The other helpful piece of feedback came in a nice chat with Andrew Heard, who suggested that it’s good to recognize different levels of small group leadership. We’d love every leader to be the experienced, wise, skilled, mini-pastor, tour guide and disciple-maker. But the reality is that the number of leaders who are the ‘full package’ is always limited in a church—and certainly to begin with. We need to allow, he suggests, some leaders to start as ‘facilitators’ with plenty of hand-holding and pre-prepared material, and to accept that not everyone will rise to the top level of what a small group leader can be. We need to beware of setting the bar too high at the outset, and making the perfect the enemy of the good.

In a follow-up email, Andrew noted that this is also related to how we think of the growth and support of small group leaders over time. He writes:

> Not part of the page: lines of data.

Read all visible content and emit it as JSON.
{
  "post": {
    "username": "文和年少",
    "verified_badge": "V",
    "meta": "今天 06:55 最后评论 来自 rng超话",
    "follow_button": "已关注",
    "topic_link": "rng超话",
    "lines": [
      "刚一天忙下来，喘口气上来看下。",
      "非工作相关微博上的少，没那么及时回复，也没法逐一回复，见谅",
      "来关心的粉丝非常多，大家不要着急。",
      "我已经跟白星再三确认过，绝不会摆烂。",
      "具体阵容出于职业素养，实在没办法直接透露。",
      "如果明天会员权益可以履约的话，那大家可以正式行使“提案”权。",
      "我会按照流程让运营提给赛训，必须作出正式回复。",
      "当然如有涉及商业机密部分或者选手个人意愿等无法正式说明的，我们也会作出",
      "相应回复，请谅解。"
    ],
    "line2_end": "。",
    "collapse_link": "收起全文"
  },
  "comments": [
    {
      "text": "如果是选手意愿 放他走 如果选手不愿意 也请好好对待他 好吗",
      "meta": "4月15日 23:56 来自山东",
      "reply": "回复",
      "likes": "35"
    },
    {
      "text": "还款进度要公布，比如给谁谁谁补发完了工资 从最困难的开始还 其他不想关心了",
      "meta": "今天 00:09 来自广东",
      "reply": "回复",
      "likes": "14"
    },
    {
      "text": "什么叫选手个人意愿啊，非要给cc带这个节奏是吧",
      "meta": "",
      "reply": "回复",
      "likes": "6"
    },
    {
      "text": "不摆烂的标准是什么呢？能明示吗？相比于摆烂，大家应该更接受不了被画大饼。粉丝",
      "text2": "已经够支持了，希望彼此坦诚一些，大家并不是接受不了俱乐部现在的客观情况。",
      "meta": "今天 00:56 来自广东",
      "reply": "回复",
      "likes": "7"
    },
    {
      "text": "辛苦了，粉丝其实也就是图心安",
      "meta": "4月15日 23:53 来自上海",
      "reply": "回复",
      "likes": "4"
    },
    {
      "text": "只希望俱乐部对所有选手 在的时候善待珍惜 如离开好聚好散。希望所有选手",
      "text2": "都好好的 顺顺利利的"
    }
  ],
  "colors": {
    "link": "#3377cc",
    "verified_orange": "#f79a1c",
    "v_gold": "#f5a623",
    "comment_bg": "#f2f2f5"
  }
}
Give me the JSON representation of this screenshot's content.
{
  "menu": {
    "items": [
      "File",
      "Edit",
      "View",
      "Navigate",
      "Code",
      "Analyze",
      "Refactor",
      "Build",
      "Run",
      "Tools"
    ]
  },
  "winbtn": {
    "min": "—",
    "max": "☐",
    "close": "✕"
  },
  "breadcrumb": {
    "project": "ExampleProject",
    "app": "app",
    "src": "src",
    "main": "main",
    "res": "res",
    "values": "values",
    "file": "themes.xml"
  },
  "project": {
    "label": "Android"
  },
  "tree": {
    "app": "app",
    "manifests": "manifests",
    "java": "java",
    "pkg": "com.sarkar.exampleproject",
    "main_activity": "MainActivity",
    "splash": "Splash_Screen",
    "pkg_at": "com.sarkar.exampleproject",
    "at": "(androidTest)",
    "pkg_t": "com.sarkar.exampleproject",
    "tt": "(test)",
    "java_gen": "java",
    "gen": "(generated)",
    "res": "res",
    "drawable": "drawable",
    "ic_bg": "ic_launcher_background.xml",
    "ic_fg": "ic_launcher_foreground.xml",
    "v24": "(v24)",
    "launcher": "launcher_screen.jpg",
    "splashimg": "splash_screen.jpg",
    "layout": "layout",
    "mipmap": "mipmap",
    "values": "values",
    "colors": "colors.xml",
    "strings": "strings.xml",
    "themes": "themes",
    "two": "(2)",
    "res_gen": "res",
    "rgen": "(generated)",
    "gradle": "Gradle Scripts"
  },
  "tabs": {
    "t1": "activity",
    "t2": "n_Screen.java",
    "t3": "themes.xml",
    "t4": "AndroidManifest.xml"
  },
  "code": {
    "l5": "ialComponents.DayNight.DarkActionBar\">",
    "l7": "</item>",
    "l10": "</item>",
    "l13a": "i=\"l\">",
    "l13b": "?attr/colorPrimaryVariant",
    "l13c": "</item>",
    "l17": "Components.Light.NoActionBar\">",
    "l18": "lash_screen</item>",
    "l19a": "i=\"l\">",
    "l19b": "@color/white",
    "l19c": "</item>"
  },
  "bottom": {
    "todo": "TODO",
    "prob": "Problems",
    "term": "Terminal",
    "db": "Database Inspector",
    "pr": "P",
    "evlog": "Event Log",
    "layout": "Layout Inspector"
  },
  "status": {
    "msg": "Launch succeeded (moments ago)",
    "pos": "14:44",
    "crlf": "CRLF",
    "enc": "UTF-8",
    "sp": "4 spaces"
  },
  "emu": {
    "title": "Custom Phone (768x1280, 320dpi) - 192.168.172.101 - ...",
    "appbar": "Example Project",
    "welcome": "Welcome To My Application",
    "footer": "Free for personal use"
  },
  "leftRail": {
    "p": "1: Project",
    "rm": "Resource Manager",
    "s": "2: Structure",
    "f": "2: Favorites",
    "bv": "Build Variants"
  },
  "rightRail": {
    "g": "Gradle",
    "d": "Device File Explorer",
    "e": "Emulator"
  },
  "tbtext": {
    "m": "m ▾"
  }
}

[Starting with leaders more at the facilitator end] also builds in the ability to grow the small group network (we can bring in more leaders), and enables a more intentional leadership pathway.

And this tends to force church leaders to be more deliberate in running their small group network. They can’t just appoint leaders and step away—something I think most of our reformed churches have done. We’re very often running small group ministries with no accountability, training or pastoral support. We’ve got the small group leaders in place (tick box) and we let them go, often for years.

These are accurate and wise insights it seems to me. Putting my ‘tour guide’ perspective on it, we should appoint and train beginner ‘tour guides’, and acknowledge they will need lots more help and resources at the outset. And then we need to provide ongoing training and support for leaders as they grow in their tour guide skills over time. It's not set and forget. I think Andrew is right to say that many of our churches—even churches who pride themselves on being Bible-centred—are weak in this area. Many groups are underperforming and ‘stuck’, and this is directly related to a lack of ongoing training and growth and support for leaders.

However, given that we should think of small group leadership as a continual process of development and growth—with lots of training and support along the way—I think the basic task of the leader remains the same, whether it’s done at a very basic beginner level, or at higher levels by more experienced and skilled leaders. It’s essentially twofold:

  1. a Bible related task: to read and think in advance (with whatever supplied helps and resources are necessary) so as to have an idea what the main message of the passage is—and to seek to nudge and guide your group discussion in that direction as best you can. Some may follow a printed map pretty closely, and only get to the point of seeing the landmark destination in the distance. Experienced guides will freewheel it and get right up close. But I think the task and goal is the same.

  2. a people-related task: to pray for the people in the group, to care about them and to do whatever you can to love them. Again, some will be better at this than others. And God willing we can all grow in this godly character over time.

Once again, thanks to all who got in touch. Keep it coming.


PS

I’m off on holidays for a little while, so there’s a Payneless couple of weeks coming up, which I’m sure you’ll cope with.

After the holiday, I’m travelling to the US for two weeks (starting Apr 22), and will send through some ‘letters from America’ while I’m on the road.